-- Task --
Each entry shown below is to be reproduced exactly.

-- Data records --
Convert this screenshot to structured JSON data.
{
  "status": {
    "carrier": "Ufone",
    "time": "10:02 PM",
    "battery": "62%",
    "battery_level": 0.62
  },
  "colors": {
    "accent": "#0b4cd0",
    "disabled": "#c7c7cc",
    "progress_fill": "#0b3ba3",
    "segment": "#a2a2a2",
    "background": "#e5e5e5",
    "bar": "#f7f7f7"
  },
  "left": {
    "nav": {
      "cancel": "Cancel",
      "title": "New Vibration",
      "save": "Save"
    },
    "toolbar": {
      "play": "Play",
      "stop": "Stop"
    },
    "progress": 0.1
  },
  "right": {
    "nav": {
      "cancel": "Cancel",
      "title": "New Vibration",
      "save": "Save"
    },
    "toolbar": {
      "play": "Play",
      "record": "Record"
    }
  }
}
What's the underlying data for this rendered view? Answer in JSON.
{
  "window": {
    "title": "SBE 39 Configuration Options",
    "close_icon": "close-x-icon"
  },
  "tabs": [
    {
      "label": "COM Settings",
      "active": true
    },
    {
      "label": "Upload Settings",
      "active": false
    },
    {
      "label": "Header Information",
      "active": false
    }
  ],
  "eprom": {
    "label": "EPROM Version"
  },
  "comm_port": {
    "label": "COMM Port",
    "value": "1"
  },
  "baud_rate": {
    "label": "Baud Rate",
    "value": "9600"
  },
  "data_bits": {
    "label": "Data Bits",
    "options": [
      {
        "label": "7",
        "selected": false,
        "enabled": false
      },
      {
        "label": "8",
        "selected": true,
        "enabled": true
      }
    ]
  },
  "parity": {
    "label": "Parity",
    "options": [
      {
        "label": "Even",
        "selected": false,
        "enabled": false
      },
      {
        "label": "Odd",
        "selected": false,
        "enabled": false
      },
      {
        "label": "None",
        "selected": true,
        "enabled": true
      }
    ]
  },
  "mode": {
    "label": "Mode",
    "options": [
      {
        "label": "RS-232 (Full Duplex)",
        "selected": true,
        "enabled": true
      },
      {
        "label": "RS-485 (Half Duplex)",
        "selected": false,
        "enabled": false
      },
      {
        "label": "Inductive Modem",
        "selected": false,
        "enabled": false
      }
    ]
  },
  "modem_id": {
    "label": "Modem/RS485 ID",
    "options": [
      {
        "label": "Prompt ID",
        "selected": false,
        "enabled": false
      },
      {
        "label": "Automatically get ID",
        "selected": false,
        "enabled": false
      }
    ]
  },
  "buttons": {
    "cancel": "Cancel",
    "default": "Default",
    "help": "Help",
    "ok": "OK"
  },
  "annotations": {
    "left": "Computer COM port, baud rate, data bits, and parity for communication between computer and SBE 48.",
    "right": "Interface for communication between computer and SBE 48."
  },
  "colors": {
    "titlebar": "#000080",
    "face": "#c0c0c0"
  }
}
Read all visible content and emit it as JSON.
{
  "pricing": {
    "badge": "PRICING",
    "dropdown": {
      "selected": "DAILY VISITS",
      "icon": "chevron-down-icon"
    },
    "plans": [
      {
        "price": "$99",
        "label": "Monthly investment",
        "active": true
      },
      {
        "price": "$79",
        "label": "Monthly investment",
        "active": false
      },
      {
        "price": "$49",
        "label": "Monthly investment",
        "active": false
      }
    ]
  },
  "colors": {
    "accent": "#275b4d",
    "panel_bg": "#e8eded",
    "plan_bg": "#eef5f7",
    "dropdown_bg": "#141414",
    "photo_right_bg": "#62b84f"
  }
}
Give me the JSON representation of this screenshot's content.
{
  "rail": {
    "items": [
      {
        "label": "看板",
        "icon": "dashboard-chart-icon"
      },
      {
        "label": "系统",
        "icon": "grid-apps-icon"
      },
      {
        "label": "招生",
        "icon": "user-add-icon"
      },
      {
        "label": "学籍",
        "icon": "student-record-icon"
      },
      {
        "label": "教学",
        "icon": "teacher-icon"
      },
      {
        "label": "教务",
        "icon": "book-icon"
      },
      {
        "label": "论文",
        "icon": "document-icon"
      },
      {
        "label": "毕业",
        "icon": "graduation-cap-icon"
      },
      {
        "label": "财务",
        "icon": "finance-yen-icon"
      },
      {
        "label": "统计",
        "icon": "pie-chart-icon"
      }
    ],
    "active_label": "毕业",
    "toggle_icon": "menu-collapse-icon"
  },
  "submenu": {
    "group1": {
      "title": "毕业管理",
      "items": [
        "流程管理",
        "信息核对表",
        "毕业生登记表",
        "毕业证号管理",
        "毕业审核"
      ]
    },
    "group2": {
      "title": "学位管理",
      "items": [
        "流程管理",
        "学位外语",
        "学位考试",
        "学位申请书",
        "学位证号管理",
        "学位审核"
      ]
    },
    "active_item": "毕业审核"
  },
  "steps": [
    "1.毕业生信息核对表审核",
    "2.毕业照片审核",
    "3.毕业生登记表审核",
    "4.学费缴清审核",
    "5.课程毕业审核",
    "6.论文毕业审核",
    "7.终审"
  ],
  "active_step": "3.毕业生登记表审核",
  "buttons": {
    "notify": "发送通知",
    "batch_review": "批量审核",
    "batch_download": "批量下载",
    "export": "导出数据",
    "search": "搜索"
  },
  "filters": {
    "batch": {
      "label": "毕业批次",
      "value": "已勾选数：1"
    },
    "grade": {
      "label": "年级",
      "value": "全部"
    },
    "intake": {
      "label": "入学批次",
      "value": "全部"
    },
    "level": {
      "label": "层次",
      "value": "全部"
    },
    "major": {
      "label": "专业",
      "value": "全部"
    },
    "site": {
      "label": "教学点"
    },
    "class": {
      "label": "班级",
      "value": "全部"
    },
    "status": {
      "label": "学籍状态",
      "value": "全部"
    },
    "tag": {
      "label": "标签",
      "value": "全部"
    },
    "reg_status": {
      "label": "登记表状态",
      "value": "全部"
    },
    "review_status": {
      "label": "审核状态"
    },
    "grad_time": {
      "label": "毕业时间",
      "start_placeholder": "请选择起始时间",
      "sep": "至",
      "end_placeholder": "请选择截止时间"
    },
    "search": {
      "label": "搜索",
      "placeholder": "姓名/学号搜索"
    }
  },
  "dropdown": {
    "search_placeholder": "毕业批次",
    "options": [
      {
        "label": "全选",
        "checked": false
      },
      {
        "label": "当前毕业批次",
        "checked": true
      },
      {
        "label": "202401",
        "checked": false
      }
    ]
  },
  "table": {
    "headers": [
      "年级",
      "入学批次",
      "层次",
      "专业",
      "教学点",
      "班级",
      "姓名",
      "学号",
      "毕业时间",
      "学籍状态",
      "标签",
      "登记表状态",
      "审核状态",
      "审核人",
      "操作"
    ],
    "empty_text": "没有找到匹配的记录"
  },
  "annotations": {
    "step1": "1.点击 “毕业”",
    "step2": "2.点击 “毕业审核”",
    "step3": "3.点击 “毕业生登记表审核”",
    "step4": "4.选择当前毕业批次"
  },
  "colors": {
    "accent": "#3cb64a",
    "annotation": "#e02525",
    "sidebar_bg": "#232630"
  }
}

-- Expected answer --
Convert this screenshot to structured JSON data.
{
  "status": {
    "carrier": "Ufone",
    "time": "10:02 PM",
    "battery": "62%",
    "battery_level": 0.62
  },
  "colors": {
    "accent": "#0b4cd0",
    "disabled": "#c7c7cc",
    "progress_fill": "#0b3ba3",
    "segment": "#a2a2a2",
    "background": "#e5e5e5",
    "bar": "#f7f7f7"
  },
  "left": {
    "nav": {
      "cancel": "Cancel",
      "title": "New Vibration",
      "save": "Save"
    },
    "toolbar": {
      "play": "Play",
      "stop": "Stop"
    },
    "progress": 0.1
  },
  "right": {
    "nav": {
      "cancel": "Cancel",
      "title": "New Vibration",
      "save": "Save"
    },
    "toolbar": {
      "play": "Play",
      "record": "Record"
    }
  }
}
What's the underlying data for this rendered view? Answer in JSON.
{
  "window": {
    "title": "SBE 39 Configuration Options",
    "close_icon": "close-x-icon"
  },
  "tabs": [
    {
      "label": "COM Settings",
      "active": true
    },
    {
      "label": "Upload Settings",
      "active": false
    },
    {
      "label": "Header Information",
      "active": false
    }
  ],
  "eprom": {
    "label": "EPROM Version"
  },
  "comm_port": {
    "label": "COMM Port",
    "value": "1"
  },
  "baud_rate": {
    "label": "Baud Rate",
    "value": "9600"
  },
  "data_bits": {
    "label": "Data Bits",
    "options": [
      {
        "label": "7",
        "selected": false,
        "enabled": false
      },
      {
        "label": "8",
        "selected": true,
        "enabled": true
      }
    ]
  },
  "parity": {
    "label": "Parity",
    "options": [
      {
        "label": "Even",
        "selected": false,
        "enabled": false
      },
      {
        "label": "Odd",
        "selected": false,
        "enabled": false
      },
      {
        "label": "None",
        "selected": true,
        "enabled": true
      }
    ]
  },
  "mode": {
    "label": "Mode",
    "options": [
      {
        "label": "RS-232 (Full Duplex)",
        "selected": true,
        "enabled": true
      },
      {
        "label": "RS-485 (Half Duplex)",
        "selected": false,
        "enabled": false
      },
      {
        "label": "Inductive Modem",
        "selected": false,
        "enabled": false
      }
    ]
  },
  "modem_id": {
    "label": "Modem/RS485 ID",
    "options": [
      {
        "label": "Prompt ID",
        "selected": false,
        "enabled": false
      },
      {
        "label": "Automatically get ID",
        "selected": false,
        "enabled": false
      }
    ]
  },
  "buttons": {
    "cancel": "Cancel",
    "default": "Default",
    "help": "Help",
    "ok": "OK"
  },
  "annotations": {
    "left": "Computer COM port, baud rate, data bits, and parity for communication between computer and SBE 48.",
    "right": "Interface for communication between computer and SBE 48."
  },
  "colors": {
    "titlebar": "#000080",
    "face": "#c0c0c0"
  }
}
Read all visible content and emit it as JSON.
{
  "pricing": {
    "badge": "PRICING",
    "dropdown": {
      "selected": "DAILY VISITS",
      "icon": "chevron-down-icon"
    },
    "plans": [
      {
        "price": "$99",
        "label": "Monthly investment",
        "active": true
      },
      {
        "price": "$79",
        "label": "Monthly investment",
        "active": false
      },
      {
        "price": "$49",
        "label": "Monthly investment",
        "active": false
      }
    ]
  },
  "colors": {
    "accent": "#275b4d",
    "panel_bg": "#e8eded",
    "plan_bg": "#eef5f7",
    "dropdown_bg": "#141414",
    "photo_right_bg": "#62b84f"
  }
}
Give me the JSON representation of this screenshot's content.
{
  "rail": {
    "items": [
      {
        "label": "看板",
        "icon": "dashboard-chart-icon"
      },
      {
        "label": "系统",
        "icon": "grid-apps-icon"
      },
      {
        "label": "招生",
        "icon": "user-add-icon"
      },
      {
        "label": "学籍",
        "icon": "student-record-icon"
      },
      {
        "label": "教学",
        "icon": "teacher-icon"
      },
      {
        "label": "教务",
        "icon": "book-icon"
      },
      {
        "label": "论文",
        "icon": "document-icon"
      },
      {
        "label": "毕业",
        "icon": "graduation-cap-icon"
      },
      {
        "label": "财务",
        "icon": "finance-yen-icon"
      },
      {
        "label": "统计",
        "icon": "pie-chart-icon"
      }
    ],
    "active_label": "毕业",
    "toggle_icon": "menu-collapse-icon"
  },
  "submenu": {
    "group1": {
      "title": "毕业管理",
      "items": [
        "流程管理",
        "信息核对表",
        "毕业生登记表",
        "毕业证号管理",
        "毕业审核"
      ]
    },
    "group2": {
      "title": "学位管理",
      "items": [
        "流程管理",
        "学位外语",
        "学位考试",
        "学位申请书",
        "学位证号管理",
        "学位审核"
      ]
    },
    "active_item": "毕业审核"
  },
  "steps": [
    "1.毕业生信息核对表审核",
    "2.毕业照片审核",
    "3.毕业生登记表审核",
    "4.学费缴清审核",
    "5.课程毕业审核",
    "6.论文毕业审核",
    "7.终审"
  ],
  "active_step": "3.毕业生登记表审核",
  "buttons": {
    "notify": "发送通知",
    "batch_review": "批量审核",
    "batch_download": "批量下载",
    "export": "导出数据",
    "search": "搜索"
  },
  "filters": {
    "batch": {
      "label": "毕业批次",
      "value": "已勾选数：1"
    },
    "grade": {
      "label": "年级",
      "value": "全部"
    },
    "intake": {
      "label": "入学批次",
      "value": "全部"
    },
    "level": {
      "label": "层次",
      "value": "全部"
    },
    "major": {
      "label": "专业",
      "value": "全部"
    },
    "site": {
      "label": "教学点"
    },
    "class": {
      "label": "班级",
      "value": "全部"
    },
    "status": {
      "label": "学籍状态",
      "value": "全部"
    },
    "tag": {
      "label": "标签",
      "value": "全部"
    },
    "reg_status": {
      "label": "登记表状态",
      "value": "全部"
    },
    "review_status": {
      "label": "审核状态"
    },
    "grad_time": {
      "label": "毕业时间",
      "start_placeholder": "请选择起始时间",
      "sep": "至",
      "end_placeholder": "请选择截止时间"
    },
    "search": {
      "label": "搜索",
      "placeholder": "姓名/学号搜索"
    }
  },
  "dropdown": {
    "search_placeholder": "毕业批次",
    "options": [
      {
        "label": "全选",
        "checked": false
      },
      {
        "label": "当前毕业批次",
        "checked": true
      },
      {
        "label": "202401",
        "checked": false
      }
    ]
  },
  "table": {
    "headers": [
      "年级",
      "入学批次",
      "层次",
      "专业",
      "教学点",
      "班级",
      "姓名",
      "学号",
      "毕业时间",
      "学籍状态",
      "标签",
      "登记表状态",
      "审核状态",
      "审核人",
      "操作"
    ],
    "empty_text": "没有找到匹配的记录"
  },
  "annotations": {
    "step1": "1.点击 “毕业”",
    "step2": "2.点击 “毕业审核”",
    "step3": "3.点击 “毕业生登记表审核”",
    "step4": "4.选择当前毕业批次"
  },
  "colors": {
    "accent": "#3cb64a",
    "annotation": "#e02525",
    "sidebar_bg": "#232630"
  }
}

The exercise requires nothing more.